## [Task goal]
Copy every record exactly. Nothing may be skipped.

## [Data to use]

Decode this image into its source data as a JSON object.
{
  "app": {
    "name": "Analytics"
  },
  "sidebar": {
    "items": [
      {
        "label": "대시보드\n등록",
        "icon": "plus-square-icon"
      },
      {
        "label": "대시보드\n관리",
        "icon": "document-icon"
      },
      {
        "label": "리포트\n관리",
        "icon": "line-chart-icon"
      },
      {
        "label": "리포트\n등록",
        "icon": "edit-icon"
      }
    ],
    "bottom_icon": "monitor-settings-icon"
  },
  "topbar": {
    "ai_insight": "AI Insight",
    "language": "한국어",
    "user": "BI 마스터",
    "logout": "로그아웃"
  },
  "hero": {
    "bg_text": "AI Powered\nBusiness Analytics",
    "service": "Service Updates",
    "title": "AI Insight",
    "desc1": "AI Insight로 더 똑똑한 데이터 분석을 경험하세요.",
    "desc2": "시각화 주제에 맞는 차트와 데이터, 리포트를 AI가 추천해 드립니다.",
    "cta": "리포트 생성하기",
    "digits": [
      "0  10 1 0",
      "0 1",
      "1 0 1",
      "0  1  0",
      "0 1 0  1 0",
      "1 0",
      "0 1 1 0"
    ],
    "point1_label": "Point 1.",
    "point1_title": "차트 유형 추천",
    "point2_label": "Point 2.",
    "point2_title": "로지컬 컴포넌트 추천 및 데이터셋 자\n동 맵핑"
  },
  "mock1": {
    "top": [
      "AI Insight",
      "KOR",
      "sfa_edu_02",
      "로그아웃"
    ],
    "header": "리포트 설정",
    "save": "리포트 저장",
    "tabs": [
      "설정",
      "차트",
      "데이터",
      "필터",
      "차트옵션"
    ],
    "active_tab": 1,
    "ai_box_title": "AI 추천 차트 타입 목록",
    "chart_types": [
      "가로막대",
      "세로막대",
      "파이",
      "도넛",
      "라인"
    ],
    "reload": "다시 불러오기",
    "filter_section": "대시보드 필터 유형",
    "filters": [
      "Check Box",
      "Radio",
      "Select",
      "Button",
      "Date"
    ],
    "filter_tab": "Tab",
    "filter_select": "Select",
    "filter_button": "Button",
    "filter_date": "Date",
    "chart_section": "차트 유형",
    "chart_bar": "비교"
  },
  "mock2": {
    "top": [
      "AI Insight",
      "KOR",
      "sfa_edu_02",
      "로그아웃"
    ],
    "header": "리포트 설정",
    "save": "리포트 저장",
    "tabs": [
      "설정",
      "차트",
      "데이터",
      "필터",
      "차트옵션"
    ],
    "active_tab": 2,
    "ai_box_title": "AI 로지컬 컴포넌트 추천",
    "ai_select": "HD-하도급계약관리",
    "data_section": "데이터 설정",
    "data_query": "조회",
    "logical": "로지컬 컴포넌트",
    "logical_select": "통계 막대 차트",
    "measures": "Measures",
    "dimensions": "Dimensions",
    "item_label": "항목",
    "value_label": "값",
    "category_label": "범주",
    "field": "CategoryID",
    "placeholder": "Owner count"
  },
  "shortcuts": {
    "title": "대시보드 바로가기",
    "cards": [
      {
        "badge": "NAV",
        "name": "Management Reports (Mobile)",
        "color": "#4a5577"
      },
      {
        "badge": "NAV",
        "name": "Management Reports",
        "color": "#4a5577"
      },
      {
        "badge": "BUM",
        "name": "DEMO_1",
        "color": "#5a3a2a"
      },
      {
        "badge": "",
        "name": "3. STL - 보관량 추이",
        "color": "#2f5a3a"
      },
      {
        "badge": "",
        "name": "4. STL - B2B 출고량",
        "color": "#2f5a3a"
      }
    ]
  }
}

## [Output for this task]
Decode this image into its source data as a JSON object.
{
  "app": {
    "name": "Analytics"
  },
  "sidebar": {
    "items": [
      {
        "label": "대시보드\n등록",
        "icon": "plus-square-icon"
      },
      {
        "label": "대시보드\n관리",
        "icon": "document-icon"
      },
      {
        "label": "리포트\n관리",
        "icon": "line-chart-icon"
      },
      {
        "label": "리포트\n등록",
        "icon": "edit-icon"
      }
    ],
    "bottom_icon": "monitor-settings-icon"
  },
  "topbar": {
    "ai_insight": "AI Insight",
    "language": "한국어",
    "user": "BI 마스터",
    "logout": "로그아웃"
  },
  "hero": {
    "bg_text": "AI Powered\nBusiness Analytics",
    "service": "Service Updates",
    "title": "AI Insight",
    "desc1": "AI Insight로 더 똑똑한 데이터 분석을 경험하세요.",
    "desc2": "시각화 주제에 맞는 차트와 데이터, 리포트를 AI가 추천해 드립니다.",
    "cta": "리포트 생성하기",
    "digits": [
      "0  10 1 0",
      "0 1",
      "1 0 1",
      "0  1  0",
      "0 1 0  1 0",
      "1 0",
      "0 1 1 0"
    ],
    "point1_label": "Point 1.",
    "point1_title": "차트 유형 추천",
    "point2_label": "Point 2.",
    "point2_title": "로지컬 컴포넌트 추천 및 데이터셋 자\n동 맵핑"
  },
  "mock1": {
    "top": [
      "AI Insight",
      "KOR",
      "sfa_edu_02",
      "로그아웃"
    ],
    "header": "리포트 설정",
    "save": "리포트 저장",
    "tabs": [
      "설정",
      "차트",
      "데이터",
      "필터",
      "차트옵션"
    ],
    "active_tab": 1,
    "ai_box_title": "AI 추천 차트 타입 목록",
    "chart_types": [
      "가로막대",
      "세로막대",
      "파이",
      "도넛",
      "라인"
    ],
    "reload": "다시 불러오기",
    "filter_section": "대시보드 필터 유형",
    "filters": [
      "Check Box",
      "Radio",
      "Select",
      "Button",
      "Date"
    ],
    "filter_tab": "Tab",
    "filter_select": "Select",
    "filter_button": "Button",
    "filter_date": "Date",
    "chart_section": "차트 유형",
    "chart_bar": "비교"
  },
  "mock2": {
    "top": [
      "AI Insight",
      "KOR",
      "sfa_edu_02",
      "로그아웃"
    ],
    "header": "리포트 설정",
    "save": "리포트 저장",
    "tabs": [
      "설정",
      "차트",
      "데이터",
      "필터",
      "차트옵션"
    ],
    "active_tab": 2,
    "ai_box_title": "AI 로지컬 컴포넌트 추천",
    "ai_select": "HD-하도급계약관리",
    "data_section": "데이터 설정",
    "data_query": "조회",
    "logical": "로지컬 컴포넌트",
    "logical_select": "통계 막대 차트",
    "measures": "Measures",
    "dimensions": "Dimensions",
    "item_label": "항목",
    "value_label": "값",
    "category_label": "범주",
    "field": "CategoryID",
    "placeholder": "Owner count"
  },
  "shortcuts": {
    "title": "대시보드 바로가기",
    "cards": [
      {
        "badge": "NAV",
        "name": "Management Reports (Mobile)",
        "color": "#4a5577"
      },
      {
        "badge": "NAV",
        "name": "Management Reports",
        "color": "#4a5577"
      },
      {
        "badge": "BUM",
        "name": "DEMO_1",
        "color": "#5a3a2a"
      },
      {
        "badge": "",
        "name": "3. STL - 보관량 추이",
        "color": "#2f5a3a"
      },
      {
        "badge": "",
        "name": "4. STL - B2B 출고량",
        "color": "#2f5a3a"
      }
    ]
  }
}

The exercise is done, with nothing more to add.